** Opening Data supplied block **

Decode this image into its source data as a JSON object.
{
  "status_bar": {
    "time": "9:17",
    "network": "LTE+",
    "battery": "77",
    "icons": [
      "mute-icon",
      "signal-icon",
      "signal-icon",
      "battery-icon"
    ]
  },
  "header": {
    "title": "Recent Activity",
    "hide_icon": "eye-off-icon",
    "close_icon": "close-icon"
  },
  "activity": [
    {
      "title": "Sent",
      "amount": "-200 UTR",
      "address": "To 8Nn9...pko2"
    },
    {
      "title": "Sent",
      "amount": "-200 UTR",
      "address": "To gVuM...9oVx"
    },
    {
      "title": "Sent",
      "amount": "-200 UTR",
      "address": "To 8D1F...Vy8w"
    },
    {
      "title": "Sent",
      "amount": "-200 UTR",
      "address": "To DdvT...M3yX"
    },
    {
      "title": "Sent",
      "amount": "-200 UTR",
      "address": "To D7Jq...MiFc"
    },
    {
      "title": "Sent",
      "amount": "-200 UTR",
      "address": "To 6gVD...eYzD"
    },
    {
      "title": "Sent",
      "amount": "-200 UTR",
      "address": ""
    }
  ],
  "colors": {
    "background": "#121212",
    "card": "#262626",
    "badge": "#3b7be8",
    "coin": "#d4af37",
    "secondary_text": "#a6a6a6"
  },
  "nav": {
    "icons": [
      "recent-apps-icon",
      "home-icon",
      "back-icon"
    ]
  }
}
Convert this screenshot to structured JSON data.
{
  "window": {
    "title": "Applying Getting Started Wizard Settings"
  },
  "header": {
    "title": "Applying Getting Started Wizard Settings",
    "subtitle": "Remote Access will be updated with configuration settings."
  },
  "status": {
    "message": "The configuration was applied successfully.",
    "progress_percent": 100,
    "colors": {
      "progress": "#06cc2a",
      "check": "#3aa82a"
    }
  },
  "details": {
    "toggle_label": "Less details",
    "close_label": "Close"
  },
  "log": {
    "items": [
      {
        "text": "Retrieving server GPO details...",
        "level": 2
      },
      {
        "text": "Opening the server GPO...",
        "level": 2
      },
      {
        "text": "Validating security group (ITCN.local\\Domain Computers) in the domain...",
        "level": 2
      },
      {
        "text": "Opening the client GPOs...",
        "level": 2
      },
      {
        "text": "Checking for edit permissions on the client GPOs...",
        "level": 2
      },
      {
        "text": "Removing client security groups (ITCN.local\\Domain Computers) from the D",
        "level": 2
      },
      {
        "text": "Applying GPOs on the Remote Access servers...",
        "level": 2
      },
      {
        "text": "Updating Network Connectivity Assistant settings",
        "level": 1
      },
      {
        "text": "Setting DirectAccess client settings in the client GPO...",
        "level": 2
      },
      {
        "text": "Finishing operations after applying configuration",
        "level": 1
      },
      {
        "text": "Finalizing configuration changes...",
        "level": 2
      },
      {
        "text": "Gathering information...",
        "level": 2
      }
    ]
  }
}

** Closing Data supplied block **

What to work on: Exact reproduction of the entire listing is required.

Expected output:
Decode this image into its source data as a JSON object.
{
  "status_bar": {
    "time": "9:17",
    "network": "LTE+",
    "battery": "77",
    "icons": [
      "mute-icon",
      "signal-icon",
      "signal-icon",
      "battery-icon"
    ]
  },
  "header": {
    "title": "Recent Activity",
    "hide_icon": "eye-off-icon",
    "close_icon": "close-icon"
  },
  "activity": [
    {
      "title": "Sent",
      "amount": "-200 UTR",
      "address": "To 8Nn9...pko2"
    },
    {
      "title": "Sent",
      "amount": "-200 UTR",
      "address": "To gVuM...9oVx"
    },
    {
      "title": "Sent",
      "amount": "-200 UTR",
      "address": "To 8D1F...Vy8w"
    },
    {
      "title": "Sent",
      "amount": "-200 UTR",
      "address": "To DdvT...M3yX"
    },
    {
      "title": "Sent",
      "amount": "-200 UTR",
      "address": "To D7Jq...MiFc"
    },
    {
      "title": "Sent",
      "amount": "-200 UTR",
      "address": "To 6gVD...eYzD"
    },
    {
      "title": "Sent",
      "amount": "-200 UTR",
      "address": ""
    }
  ],
  "colors": {
    "background": "#121212",
    "card": "#262626",
    "badge": "#3b7be8",
    "coin": "#d4af37",
    "secondary_text": "#a6a6a6"
  },
  "nav": {
    "icons": [
      "recent-apps-icon",
      "home-icon",
      "back-icon"
    ]
  }
}
Convert this screenshot to structured JSON data.
{
  "window": {
    "title": "Applying Getting Started Wizard Settings"
  },
  "header": {
    "title": "Applying Getting Started Wizard Settings",
    "subtitle": "Remote Access will be updated with configuration settings."
  },
  "status": {
    "message": "The configuration was applied successfully.",
    "progress_percent": 100,
    "colors": {
      "progress": "#06cc2a",
      "check": "#3aa82a"
    }
  },
  "details": {
    "toggle_label": "Less details",
    "close_label": "Close"
  },
  "log": {
    "items": [
      {
        "text": "Retrieving server GPO details...",
        "level": 2
      },
      {
        "text": "Opening the server GPO...",
        "level": 2
      },
      {
        "text": "Validating security group (ITCN.local\\Domain Computers) in the domain...",
        "level": 2
      },
      {
        "text": "Opening the client GPOs...",
        "level": 2
      },
      {
        "text": "Checking for edit permissions on the client GPOs...",
        "level": 2
      },
      {
        "text": "Removing client security groups (ITCN.local\\Domain Computers) from the D",
        "level": 2
      },
      {
        "text": "Applying GPOs on the Remote Access servers...",
        "level": 2
      },
      {
        "text": "Updating Network Connectivity Assistant settings",
        "level": 1
      },
      {
        "text": "Setting DirectAccess client settings in the client GPO...",
        "level": 2
      },
      {
        "text": "Finishing operations after applying configuration",
        "level": 1
      },
      {
        "text": "Finalizing configuration changes...",
        "level": 2
      },
      {
        "text": "Gathering information...",
        "level": 2
      }
    ]
  }
}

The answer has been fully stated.